Methods: The Biomarkers in ACute Heart failure (BACH) trial was a prospective, 15-center, international study of patients presenting to the ED with nontraumatic dyspnea. Clinicians were blinded to all investigational markers, except troponin and natriuretic peptides, which used the local hospital reference range. For this secondary analysis, a core lab was used for all markers except troponin. This study evaluated patients diagnosed with AHF by the on-site emergency physician (EP).
Results: In the 1,641 BACH patients, 466 (28.4%) had an ED diagnosis of AHF, of whom 411 (88.2%) had a final diagnosis of AHF. In the ED-diagnosed HF patients, 59% were male, 69% had a HF history, and 19 (4.1%) died within 14 days of their ED visit. The area under the curve (AUC) for the 14-day mortality receiver operating characteristic (ROC) curve was 0.484 for brain natriuretic peptide (BNP), 0.586 for N-terminal pro-B-type natriuretic peptide (NT-proBNP), 0.755 for troponin (I or T), 0.742 for adrenomedullin (MR-proADM), and 0.803 for copeptin. In combination, MR-proADM and copeptin had the best 14-day mortality prediction (AUC = 0.818), versus all other markers.

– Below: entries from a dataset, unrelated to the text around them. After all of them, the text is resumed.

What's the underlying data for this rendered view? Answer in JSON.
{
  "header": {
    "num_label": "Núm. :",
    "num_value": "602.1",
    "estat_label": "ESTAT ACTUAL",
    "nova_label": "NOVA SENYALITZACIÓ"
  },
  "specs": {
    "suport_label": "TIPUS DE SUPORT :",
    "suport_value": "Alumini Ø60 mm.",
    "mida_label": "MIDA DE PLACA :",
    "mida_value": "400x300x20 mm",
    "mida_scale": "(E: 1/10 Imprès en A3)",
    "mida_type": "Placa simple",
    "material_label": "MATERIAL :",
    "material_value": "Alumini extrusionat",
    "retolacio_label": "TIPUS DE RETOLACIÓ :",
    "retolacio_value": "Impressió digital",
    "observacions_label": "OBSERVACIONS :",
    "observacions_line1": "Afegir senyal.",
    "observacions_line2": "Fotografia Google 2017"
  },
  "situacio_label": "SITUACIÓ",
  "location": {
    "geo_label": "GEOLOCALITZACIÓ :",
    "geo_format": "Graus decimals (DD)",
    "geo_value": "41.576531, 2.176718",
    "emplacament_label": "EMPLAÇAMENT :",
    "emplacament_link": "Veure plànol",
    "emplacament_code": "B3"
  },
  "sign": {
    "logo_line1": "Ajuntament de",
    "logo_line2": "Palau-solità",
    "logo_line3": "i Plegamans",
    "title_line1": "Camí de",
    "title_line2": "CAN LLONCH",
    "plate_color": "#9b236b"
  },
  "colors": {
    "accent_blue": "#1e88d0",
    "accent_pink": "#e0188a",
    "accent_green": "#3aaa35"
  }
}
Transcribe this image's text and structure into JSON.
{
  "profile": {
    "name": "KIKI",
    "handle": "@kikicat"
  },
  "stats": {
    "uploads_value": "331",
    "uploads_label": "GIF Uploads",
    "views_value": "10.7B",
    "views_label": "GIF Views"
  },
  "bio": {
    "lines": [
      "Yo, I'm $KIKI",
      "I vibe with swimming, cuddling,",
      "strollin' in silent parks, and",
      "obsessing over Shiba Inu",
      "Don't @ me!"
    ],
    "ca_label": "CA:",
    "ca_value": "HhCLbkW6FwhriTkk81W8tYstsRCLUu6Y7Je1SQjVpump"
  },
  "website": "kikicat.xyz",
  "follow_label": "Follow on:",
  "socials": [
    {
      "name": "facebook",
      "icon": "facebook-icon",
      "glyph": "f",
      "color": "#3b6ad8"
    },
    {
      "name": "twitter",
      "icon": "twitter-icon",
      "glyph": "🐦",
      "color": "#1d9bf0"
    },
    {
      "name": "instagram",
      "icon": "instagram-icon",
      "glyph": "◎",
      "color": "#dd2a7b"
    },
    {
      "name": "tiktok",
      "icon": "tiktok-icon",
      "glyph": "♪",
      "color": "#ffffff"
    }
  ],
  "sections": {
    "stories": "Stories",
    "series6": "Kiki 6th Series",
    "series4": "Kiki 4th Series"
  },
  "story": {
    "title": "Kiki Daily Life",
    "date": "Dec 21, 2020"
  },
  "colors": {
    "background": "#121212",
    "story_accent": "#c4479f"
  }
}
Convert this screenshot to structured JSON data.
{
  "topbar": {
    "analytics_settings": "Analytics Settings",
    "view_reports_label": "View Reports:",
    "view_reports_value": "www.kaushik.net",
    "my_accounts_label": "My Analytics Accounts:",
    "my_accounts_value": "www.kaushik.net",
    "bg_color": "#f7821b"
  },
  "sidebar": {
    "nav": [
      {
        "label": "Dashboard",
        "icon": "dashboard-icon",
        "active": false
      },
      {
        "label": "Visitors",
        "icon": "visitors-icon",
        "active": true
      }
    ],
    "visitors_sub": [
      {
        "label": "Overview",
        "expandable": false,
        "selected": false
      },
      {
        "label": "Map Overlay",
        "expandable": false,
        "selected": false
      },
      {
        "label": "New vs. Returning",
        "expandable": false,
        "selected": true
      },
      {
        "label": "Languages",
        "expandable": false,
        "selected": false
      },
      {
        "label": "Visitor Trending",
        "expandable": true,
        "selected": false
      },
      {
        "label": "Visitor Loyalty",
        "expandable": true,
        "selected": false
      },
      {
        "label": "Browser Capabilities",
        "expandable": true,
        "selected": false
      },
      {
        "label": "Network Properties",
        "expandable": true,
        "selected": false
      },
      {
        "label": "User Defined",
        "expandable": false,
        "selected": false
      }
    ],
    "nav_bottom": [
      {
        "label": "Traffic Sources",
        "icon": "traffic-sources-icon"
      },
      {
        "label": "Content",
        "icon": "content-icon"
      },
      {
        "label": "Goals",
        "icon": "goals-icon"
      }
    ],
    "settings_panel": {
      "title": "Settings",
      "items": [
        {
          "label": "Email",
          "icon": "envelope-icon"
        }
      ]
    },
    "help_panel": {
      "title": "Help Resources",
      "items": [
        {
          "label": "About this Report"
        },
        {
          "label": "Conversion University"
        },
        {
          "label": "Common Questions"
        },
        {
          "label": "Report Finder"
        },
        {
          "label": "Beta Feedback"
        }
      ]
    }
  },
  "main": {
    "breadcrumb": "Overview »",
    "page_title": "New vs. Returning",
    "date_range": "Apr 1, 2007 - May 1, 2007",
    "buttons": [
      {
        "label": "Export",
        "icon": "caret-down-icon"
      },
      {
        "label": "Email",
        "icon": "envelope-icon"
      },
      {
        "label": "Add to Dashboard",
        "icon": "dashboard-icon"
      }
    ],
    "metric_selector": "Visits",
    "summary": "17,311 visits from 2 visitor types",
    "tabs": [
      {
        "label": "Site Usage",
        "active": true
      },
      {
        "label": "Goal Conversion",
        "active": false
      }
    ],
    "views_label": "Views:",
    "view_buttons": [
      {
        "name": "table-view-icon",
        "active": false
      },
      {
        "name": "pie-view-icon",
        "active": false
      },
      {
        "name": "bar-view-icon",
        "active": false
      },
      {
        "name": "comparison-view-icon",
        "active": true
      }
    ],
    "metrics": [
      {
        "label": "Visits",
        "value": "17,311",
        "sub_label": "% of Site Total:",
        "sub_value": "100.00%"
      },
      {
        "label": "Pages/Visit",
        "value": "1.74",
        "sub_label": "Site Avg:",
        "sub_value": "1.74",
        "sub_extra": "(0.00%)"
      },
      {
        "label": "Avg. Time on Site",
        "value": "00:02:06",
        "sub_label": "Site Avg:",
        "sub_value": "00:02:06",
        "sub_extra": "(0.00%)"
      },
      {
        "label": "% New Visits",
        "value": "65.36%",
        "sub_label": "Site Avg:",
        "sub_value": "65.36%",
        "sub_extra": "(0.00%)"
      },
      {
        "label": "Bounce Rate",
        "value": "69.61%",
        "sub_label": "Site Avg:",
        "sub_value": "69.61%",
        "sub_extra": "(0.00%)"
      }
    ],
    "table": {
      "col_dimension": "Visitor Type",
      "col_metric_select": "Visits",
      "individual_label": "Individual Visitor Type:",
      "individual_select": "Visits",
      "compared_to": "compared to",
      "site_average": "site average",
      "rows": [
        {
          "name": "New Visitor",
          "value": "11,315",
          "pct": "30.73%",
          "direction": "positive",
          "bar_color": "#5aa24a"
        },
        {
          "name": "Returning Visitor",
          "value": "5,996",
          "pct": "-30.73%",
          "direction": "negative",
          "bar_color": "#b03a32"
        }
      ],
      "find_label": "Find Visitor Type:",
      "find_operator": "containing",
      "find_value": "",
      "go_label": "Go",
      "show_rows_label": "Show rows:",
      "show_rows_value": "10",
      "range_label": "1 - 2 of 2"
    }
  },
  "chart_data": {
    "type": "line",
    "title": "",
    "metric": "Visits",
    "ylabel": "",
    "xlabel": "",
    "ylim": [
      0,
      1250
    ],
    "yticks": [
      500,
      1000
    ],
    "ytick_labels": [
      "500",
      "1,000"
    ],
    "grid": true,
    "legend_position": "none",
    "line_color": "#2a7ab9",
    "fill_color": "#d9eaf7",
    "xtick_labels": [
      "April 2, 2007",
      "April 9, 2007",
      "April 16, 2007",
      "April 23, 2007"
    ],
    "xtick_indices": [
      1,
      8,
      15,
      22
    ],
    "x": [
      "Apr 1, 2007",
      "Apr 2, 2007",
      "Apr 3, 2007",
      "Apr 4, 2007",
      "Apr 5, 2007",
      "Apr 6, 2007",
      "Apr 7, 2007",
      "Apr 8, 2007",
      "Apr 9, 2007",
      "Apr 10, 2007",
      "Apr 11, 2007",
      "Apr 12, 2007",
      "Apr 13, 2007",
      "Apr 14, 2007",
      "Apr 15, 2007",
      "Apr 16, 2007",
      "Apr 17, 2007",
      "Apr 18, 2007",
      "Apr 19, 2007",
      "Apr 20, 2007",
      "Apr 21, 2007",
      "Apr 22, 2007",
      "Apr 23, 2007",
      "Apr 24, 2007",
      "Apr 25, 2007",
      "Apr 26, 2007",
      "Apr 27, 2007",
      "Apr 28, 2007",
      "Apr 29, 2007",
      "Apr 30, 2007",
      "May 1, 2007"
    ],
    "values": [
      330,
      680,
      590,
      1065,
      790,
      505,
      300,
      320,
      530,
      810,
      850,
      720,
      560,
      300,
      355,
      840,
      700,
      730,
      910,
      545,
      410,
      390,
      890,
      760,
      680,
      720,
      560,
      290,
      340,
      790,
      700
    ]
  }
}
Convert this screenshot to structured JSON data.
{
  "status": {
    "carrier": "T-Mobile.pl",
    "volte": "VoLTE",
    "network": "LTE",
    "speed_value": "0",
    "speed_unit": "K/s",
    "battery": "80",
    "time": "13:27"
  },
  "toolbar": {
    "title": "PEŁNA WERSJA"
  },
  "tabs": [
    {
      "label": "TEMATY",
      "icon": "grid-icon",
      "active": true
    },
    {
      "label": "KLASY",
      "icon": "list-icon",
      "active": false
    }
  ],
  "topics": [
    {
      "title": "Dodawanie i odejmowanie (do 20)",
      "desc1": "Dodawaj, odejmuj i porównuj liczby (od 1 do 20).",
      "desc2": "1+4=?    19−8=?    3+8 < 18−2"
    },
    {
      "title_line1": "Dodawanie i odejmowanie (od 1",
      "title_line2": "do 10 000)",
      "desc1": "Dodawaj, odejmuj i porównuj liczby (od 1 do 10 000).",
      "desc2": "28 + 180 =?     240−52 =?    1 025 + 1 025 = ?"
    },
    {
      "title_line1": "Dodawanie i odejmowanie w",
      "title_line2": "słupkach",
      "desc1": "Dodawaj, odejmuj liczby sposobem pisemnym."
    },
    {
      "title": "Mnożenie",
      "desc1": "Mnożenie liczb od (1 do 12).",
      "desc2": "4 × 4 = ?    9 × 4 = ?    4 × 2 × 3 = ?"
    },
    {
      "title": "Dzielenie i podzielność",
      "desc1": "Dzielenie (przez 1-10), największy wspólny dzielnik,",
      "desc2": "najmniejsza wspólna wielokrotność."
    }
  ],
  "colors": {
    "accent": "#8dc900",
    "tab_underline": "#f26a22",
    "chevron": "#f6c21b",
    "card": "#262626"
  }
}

Conclusions: MR-proADM and copeptin, alone or in combination, may provide superior short-term mortality prediction compared to natriuretic peptides and troponin. Presented results are explorative due to the limited number of events, but validation in larger trials seems promising.